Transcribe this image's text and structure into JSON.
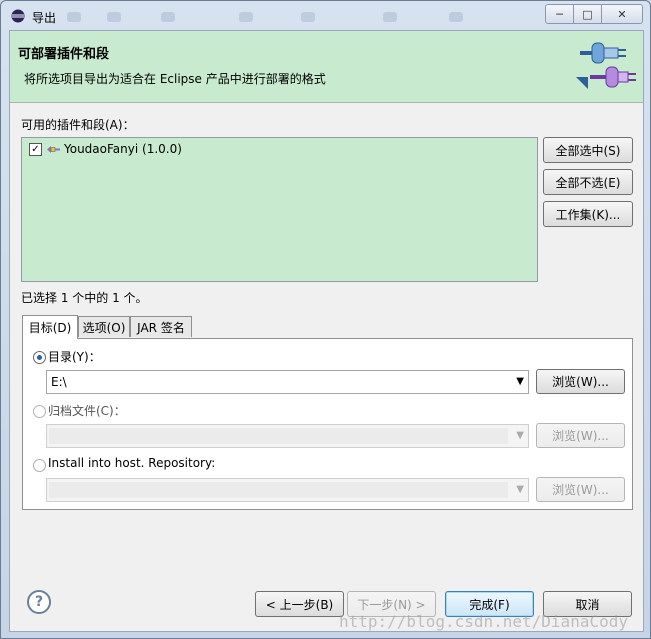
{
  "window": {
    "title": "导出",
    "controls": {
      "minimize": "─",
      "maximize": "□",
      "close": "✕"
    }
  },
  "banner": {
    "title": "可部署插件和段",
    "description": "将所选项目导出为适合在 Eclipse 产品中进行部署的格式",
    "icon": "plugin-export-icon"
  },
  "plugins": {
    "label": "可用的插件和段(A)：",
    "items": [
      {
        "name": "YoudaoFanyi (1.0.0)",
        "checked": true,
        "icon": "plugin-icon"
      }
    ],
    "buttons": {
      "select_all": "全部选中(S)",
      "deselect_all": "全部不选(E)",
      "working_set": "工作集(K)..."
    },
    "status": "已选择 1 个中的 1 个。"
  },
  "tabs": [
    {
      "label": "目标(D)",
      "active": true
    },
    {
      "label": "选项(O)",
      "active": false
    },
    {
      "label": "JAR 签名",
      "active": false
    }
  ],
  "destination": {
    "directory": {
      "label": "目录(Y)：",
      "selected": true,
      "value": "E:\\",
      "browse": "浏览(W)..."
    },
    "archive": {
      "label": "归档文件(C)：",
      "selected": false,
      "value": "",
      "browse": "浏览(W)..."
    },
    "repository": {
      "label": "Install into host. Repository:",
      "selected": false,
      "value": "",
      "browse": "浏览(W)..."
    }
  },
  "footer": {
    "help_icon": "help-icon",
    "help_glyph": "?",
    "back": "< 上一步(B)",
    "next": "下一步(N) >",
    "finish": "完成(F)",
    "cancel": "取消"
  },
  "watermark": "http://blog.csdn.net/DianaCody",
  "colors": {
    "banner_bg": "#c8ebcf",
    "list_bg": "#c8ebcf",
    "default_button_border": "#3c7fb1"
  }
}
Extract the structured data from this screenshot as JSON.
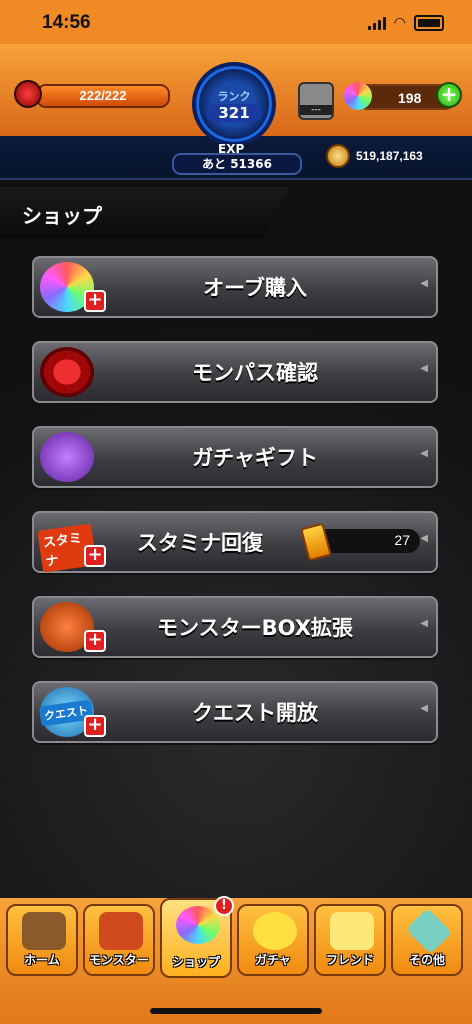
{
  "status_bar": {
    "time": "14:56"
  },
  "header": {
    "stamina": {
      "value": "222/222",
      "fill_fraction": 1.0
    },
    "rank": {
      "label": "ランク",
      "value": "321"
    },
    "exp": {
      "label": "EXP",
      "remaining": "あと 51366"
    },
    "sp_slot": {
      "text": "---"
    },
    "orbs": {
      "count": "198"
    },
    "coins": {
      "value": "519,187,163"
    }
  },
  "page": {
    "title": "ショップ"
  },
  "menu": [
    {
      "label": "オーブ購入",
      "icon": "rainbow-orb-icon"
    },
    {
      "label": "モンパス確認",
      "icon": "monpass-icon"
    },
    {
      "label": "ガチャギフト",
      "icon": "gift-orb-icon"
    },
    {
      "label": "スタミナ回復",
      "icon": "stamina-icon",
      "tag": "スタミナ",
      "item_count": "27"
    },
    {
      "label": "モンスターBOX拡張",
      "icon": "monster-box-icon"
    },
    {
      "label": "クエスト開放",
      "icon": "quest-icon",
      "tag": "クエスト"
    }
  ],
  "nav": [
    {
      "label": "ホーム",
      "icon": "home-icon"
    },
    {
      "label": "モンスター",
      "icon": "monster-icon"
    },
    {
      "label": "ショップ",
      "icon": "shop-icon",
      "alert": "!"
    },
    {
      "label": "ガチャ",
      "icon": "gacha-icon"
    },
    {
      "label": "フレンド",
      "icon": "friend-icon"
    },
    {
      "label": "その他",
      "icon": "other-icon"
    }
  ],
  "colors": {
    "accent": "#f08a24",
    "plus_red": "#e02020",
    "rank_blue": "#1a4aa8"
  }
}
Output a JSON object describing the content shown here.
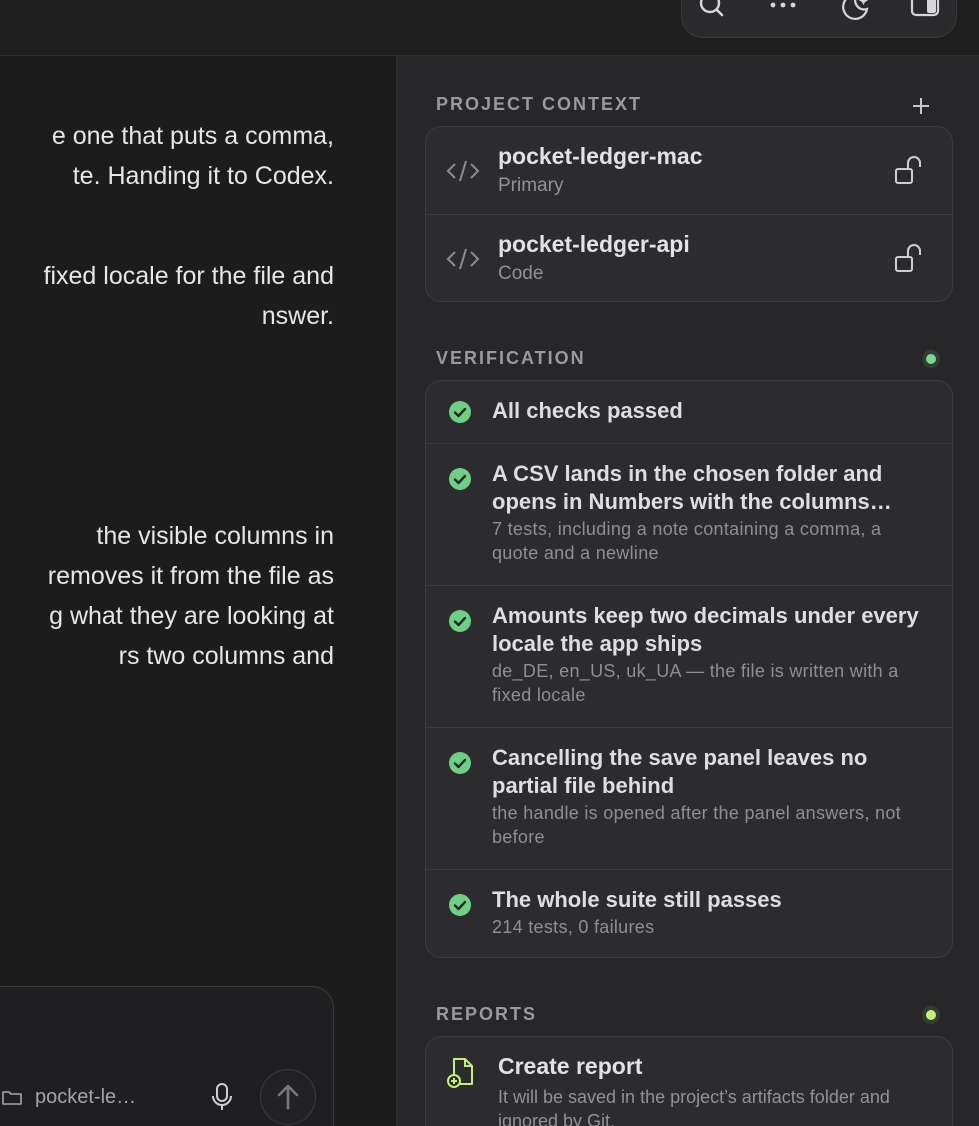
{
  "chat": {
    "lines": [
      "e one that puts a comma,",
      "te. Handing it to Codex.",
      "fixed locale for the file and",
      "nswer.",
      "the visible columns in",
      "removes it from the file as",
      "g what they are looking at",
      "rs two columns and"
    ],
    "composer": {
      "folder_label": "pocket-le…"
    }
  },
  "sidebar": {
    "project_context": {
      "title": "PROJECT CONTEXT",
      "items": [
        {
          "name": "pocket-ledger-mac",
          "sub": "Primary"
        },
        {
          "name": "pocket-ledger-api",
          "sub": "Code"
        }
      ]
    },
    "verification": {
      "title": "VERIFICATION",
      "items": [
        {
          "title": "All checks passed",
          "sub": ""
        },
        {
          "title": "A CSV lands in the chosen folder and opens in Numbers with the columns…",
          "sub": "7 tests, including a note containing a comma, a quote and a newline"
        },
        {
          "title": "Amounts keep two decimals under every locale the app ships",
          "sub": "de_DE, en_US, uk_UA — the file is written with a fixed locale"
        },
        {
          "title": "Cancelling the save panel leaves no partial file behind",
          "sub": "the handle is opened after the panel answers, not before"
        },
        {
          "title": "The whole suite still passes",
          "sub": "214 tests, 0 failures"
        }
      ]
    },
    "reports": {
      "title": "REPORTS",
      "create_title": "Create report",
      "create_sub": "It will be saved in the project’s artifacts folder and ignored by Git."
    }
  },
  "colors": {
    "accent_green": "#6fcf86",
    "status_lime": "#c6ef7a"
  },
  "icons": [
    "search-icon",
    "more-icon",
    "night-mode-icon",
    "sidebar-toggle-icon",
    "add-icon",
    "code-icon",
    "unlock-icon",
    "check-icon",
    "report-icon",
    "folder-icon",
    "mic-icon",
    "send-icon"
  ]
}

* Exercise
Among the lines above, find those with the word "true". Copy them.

* Task answer
        "checked": true,
      "active": true
      "selected": true,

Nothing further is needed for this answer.